TASK OBJECTIVE: Return all of the entries below, word for word. Omit each picture.

GIVEN ENTRIES:
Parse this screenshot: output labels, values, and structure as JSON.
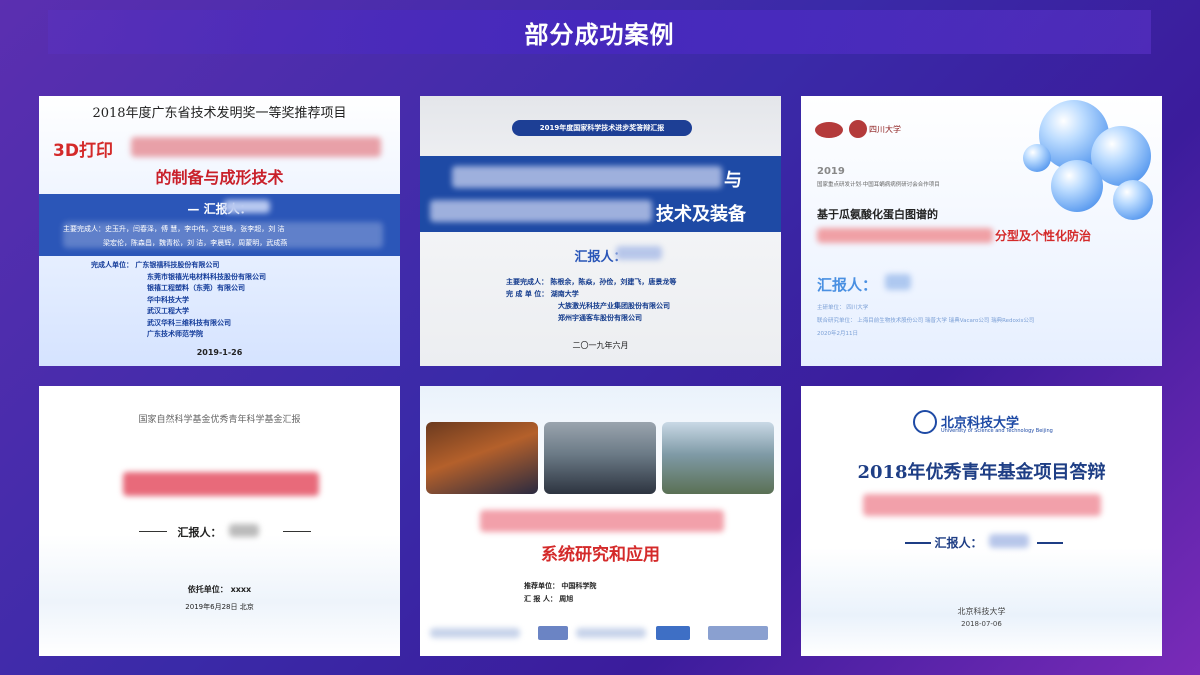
{
  "header": {
    "title": "部分成功案例"
  },
  "cards": [
    {
      "top_title": "2018年度广东省技术发明奖一等奖推荐项目",
      "title_prefix": "3D打印",
      "title_line2": "的制备与成形技术",
      "reporter_label": "— 汇报人：",
      "members_label": "主要完成人：史玉升，闫春泽，傅    慧，李中伟，文世峰，张李超，刘    洁",
      "members_line2": "梁宏伦，陈森昌，魏青松，刘    洁，李晨辉，周蒙明，武成燕",
      "units": [
        "完成人单位：  广东银禧科技股份有限公司",
        "东莞市银禧光电材料科技股份有限公司",
        "银禧工程塑料（东莞）有限公司",
        "华中科技大学",
        "武汉工程大学",
        "武汉华科三维科技有限公司",
        "广东技术师范学院"
      ],
      "date": "2019-1-26"
    },
    {
      "pill": "2019年度国家科学技术进步奖答辩汇报",
      "title_suffix1": "与",
      "title_suffix2": "技术及装备",
      "reporter_label": "汇报人：",
      "info": [
        "主要完成人：  陈根余，陈焱，孙俭，刘建飞，唐景龙等",
        "完 成 单 位：  湖南大学",
        "大族激光科技产业集团股份有限公司",
        "郑州宇通客车股份有限公司"
      ],
      "date": "二〇一九年六月"
    },
    {
      "logo_text": "四川大学",
      "year": "2019",
      "project": "国家重点研发计划·中国耳蜗病病例研讨会合作项目",
      "title1": "基于瓜氨酸化蛋白图谱的",
      "title2_suffix": "分型及个性化防治",
      "reporter_label": "汇报人：",
      "small": [
        "主研单位：  四川大学",
        "联合研究单位：  上海目前生物技术股份公司  瑞普大学  瑞典Vacaro公司  瑞典Redoxis公司",
        "2020年2月11日"
      ]
    },
    {
      "top_title": "国家自然科学基金优秀青年科学基金汇报",
      "reporter_label": "汇报人：",
      "unit": "依托单位：  xxxx",
      "date": "2019年6月28日  北京"
    },
    {
      "title_red": "系统研究和应用",
      "info": [
        "推荐单位：  中国科学院",
        "汇    报    人：  周旭"
      ]
    },
    {
      "university_cn": "北京科技大学",
      "university_en": "University of Science and Technology Beijing",
      "title": "2018年优秀青年基金项目答辩",
      "reporter_label": "汇报人：",
      "school": "北京科技大学",
      "date": "2018-07-06"
    }
  ]
}
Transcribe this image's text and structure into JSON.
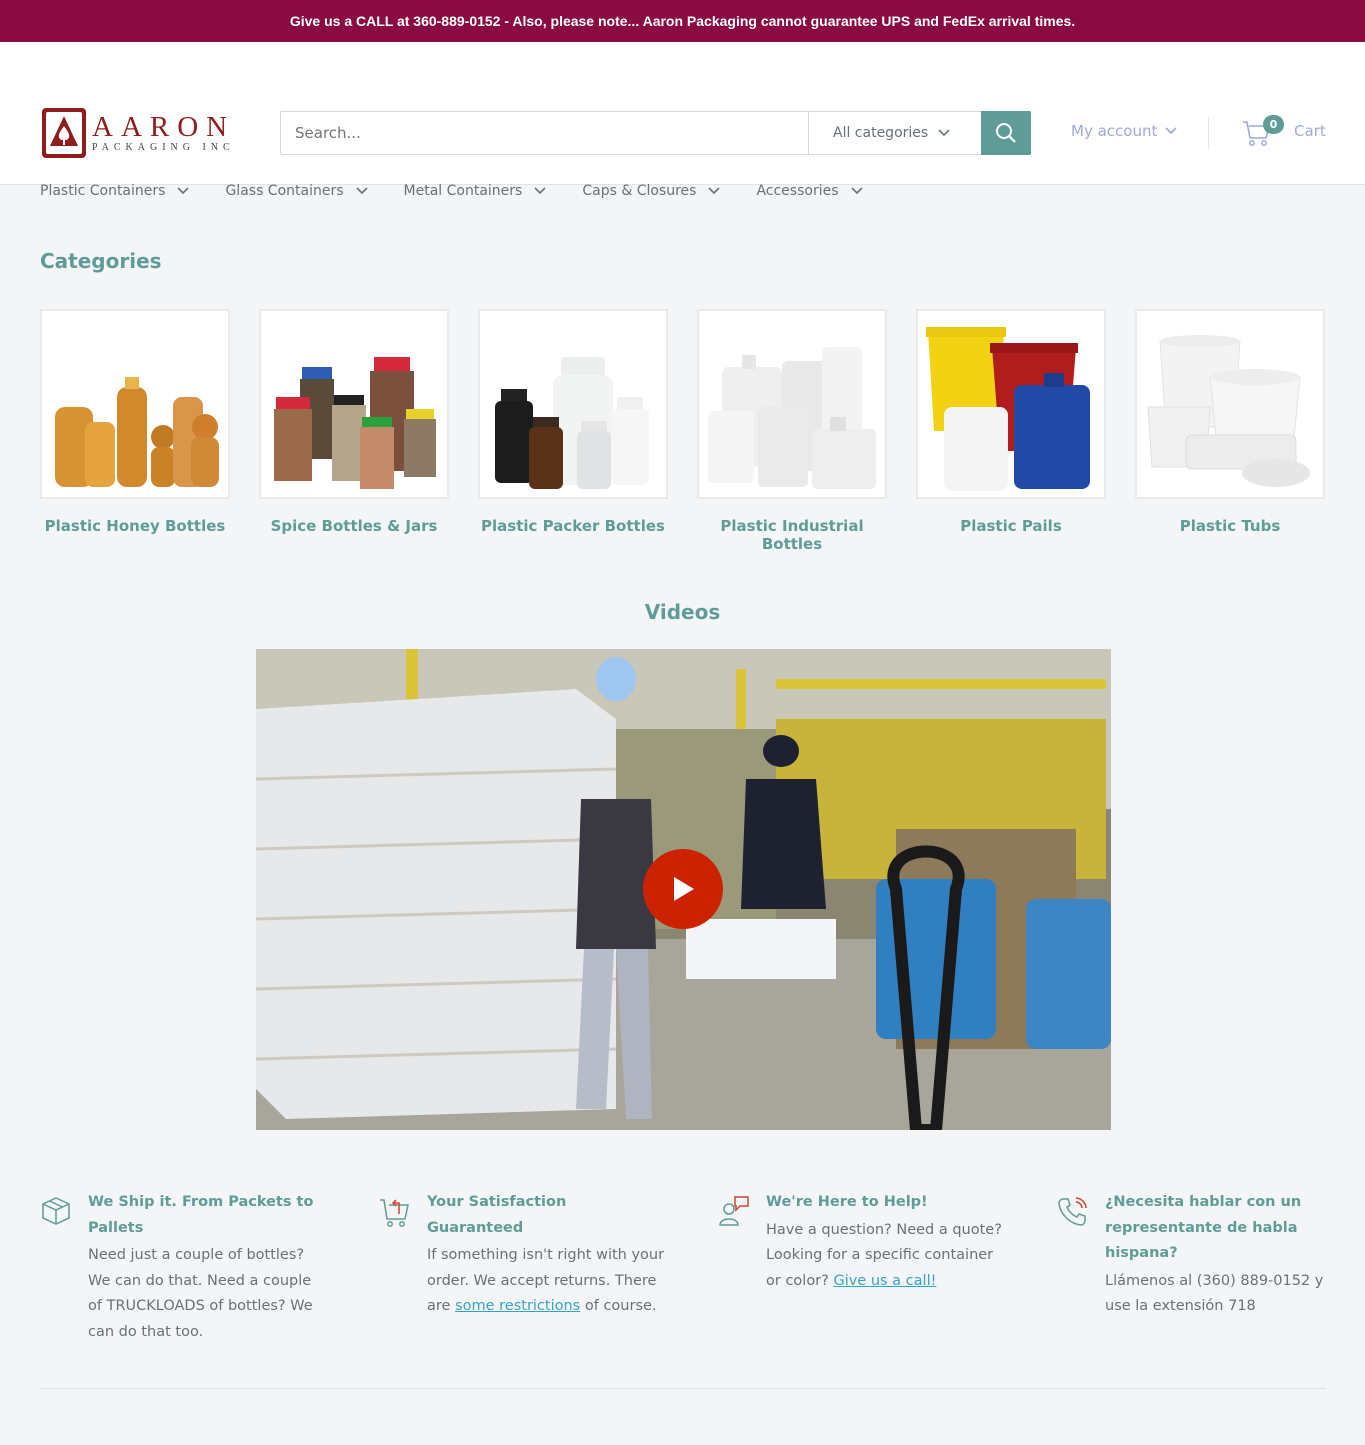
{
  "announcement": "Give us a CALL at 360-889-0152 - Also, please note... Aaron Packaging cannot guarantee UPS and FedEx arrival times.",
  "logo": {
    "name": "AARON",
    "sub": "PACKAGING INC"
  },
  "search": {
    "placeholder": "Search...",
    "category": "All categories"
  },
  "account": {
    "label": "My account"
  },
  "cart": {
    "label": "Cart",
    "count": "0"
  },
  "nav": [
    "Plastic Containers",
    "Glass Containers",
    "Metal Containers",
    "Caps & Closures",
    "Accessories"
  ],
  "categories": {
    "title": "Categories",
    "items": [
      {
        "label": "Plastic Honey Bottles"
      },
      {
        "label": "Spice Bottles & Jars"
      },
      {
        "label": "Plastic Packer Bottles"
      },
      {
        "label": "Plastic Industrial Bottles"
      },
      {
        "label": "Plastic Pails"
      },
      {
        "label": "Plastic Tubs"
      }
    ]
  },
  "videos": {
    "title": "Videos"
  },
  "features": [
    {
      "title": "We Ship it. From Packets to Pallets",
      "text": "Need just a couple of bottles? We can do that. Need a couple of TRUCKLOADS of bottles? We can do that too."
    },
    {
      "title": "Your Satisfaction Guaranteed",
      "text_before": "If something isn't right with your order. We accept returns. There are ",
      "link": "some restrictions",
      "text_after": " of course."
    },
    {
      "title": "We're Here to Help!",
      "text_before": "Have a question? Need a quote? Looking for a specific container or color? ",
      "link": "Give us a call!"
    },
    {
      "title": "¿Necesita hablar con un representante de habla hispana?",
      "text": "Llámenos al (360) 889-0152 y use la extensión 718"
    }
  ],
  "colors": {
    "announcement_bg": "#8a0b41",
    "accent": "#5f9c98",
    "link": "#37a3c6",
    "account": "#a0a9d8",
    "play_button": "#cc2200"
  }
}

EXERCISE OUTPUT:
Parse this screenshot: output labels, values, and structure as JSON.
{
  "header": {
    "title": "部分成功案例"
  },
  "cards": [
    {
      "top_title": "2018年度广东省技术发明奖一等奖推荐项目",
      "title_prefix": "3D打印",
      "title_line2": "的制备与成形技术",
      "reporter_label": "— 汇报人：",
      "members_label": "主要完成人：史玉升，闫春泽，傅    慧，李中伟，文世峰，张李超，刘    洁",
      "members_line2": "梁宏伦，陈森昌，魏青松，刘    洁，李晨辉，周蒙明，武成燕",
      "units": [
        "完成人单位：  广东银禧科技股份有限公司",
        "东莞市银禧光电材料科技股份有限公司",
        "银禧工程塑料（东莞）有限公司",
        "华中科技大学",
        "武汉工程大学",
        "武汉华科三维科技有限公司",
        "广东技术师范学院"
      ],
      "date": "2019-1-26"
    },
    {
      "pill": "2019年度国家科学技术进步奖答辩汇报",
      "title_suffix1": "与",
      "title_suffix2": "技术及装备",
      "reporter_label": "汇报人：",
      "info": [
        "主要完成人：  陈根余，陈焱，孙俭，刘建飞，唐景龙等",
        "完 成 单 位：  湖南大学",
        "大族激光科技产业集团股份有限公司",
        "郑州宇通客车股份有限公司"
      ],
      "date": "二〇一九年六月"
    },
    {
      "logo_text": "四川大学",
      "year": "2019",
      "project": "国家重点研发计划·中国耳蜗病病例研讨会合作项目",
      "title1": "基于瓜氨酸化蛋白图谱的",
      "title2_suffix": "分型及个性化防治",
      "reporter_label": "汇报人：",
      "small": [
        "主研单位：  四川大学",
        "联合研究单位：  上海目前生物技术股份公司  瑞普大学  瑞典Vacaro公司  瑞典Redoxis公司",
        "2020年2月11日"
      ]
    },
    {
      "top_title": "国家自然科学基金优秀青年科学基金汇报",
      "reporter_label": "汇报人：",
      "unit": "依托单位：  xxxx",
      "date": "2019年6月28日  北京"
    },
    {
      "title_red": "系统研究和应用",
      "info": [
        "推荐单位：  中国科学院",
        "汇    报    人：  周旭"
      ]
    },
    {
      "university_cn": "北京科技大学",
      "university_en": "University of Science and Technology Beijing",
      "title": "2018年优秀青年基金项目答辩",
      "reporter_label": "汇报人：",
      "school": "北京科技大学",
      "date": "2018-07-06"
    }
  ]
}
Transcribe this image's text and structure into JSON.
{
  "announcement": "Give us a CALL at 360-889-0152 - Also, please note... Aaron Packaging cannot guarantee UPS and FedEx arrival times.",
  "logo": {
    "name": "AARON",
    "sub": "PACKAGING INC"
  },
  "search": {
    "placeholder": "Search...",
    "category": "All categories"
  },
  "account": {
    "label": "My account"
  },
  "cart": {
    "label": "Cart",
    "count": "0"
  },
  "nav": [
    "Plastic Containers",
    "Glass Containers",
    "Metal Containers",
    "Caps & Closures",
    "Accessories"
  ],
  "categories": {
    "title": "Categories",
    "items": [
      {
        "label": "Plastic Honey Bottles"
      },
      {
        "label": "Spice Bottles & Jars"
      },
      {
        "label": "Plastic Packer Bottles"
      },
      {
        "label": "Plastic Industrial Bottles"
      },
      {
        "label": "Plastic Pails"
      },
      {
        "label": "Plastic Tubs"
      }
    ]
  },
  "videos": {
    "title": "Videos"
  },
  "features": [
    {
      "title": "We Ship it. From Packets to Pallets",
      "text": "Need just a couple of bottles? We can do that. Need a couple of TRUCKLOADS of bottles? We can do that too."
    },
    {
      "title": "Your Satisfaction Guaranteed",
      "text_before": "If something isn't right with your order. We accept returns. There are ",
      "link": "some restrictions",
      "text_after": " of course."
    },
    {
      "title": "We're Here to Help!",
      "text_before": "Have a question? Need a quote? Looking for a specific container or color? ",
      "link": "Give us a call!"
    },
    {
      "title": "¿Necesita hablar con un representante de habla hispana?",
      "text": "Llámenos al (360) 889-0152 y use la extensión 718"
    }
  ],
  "colors": {
    "announcement_bg": "#8a0b41",
    "accent": "#5f9c98",
    "link": "#37a3c6",
    "account": "#a0a9d8",
    "play_button": "#cc2200"
  }
}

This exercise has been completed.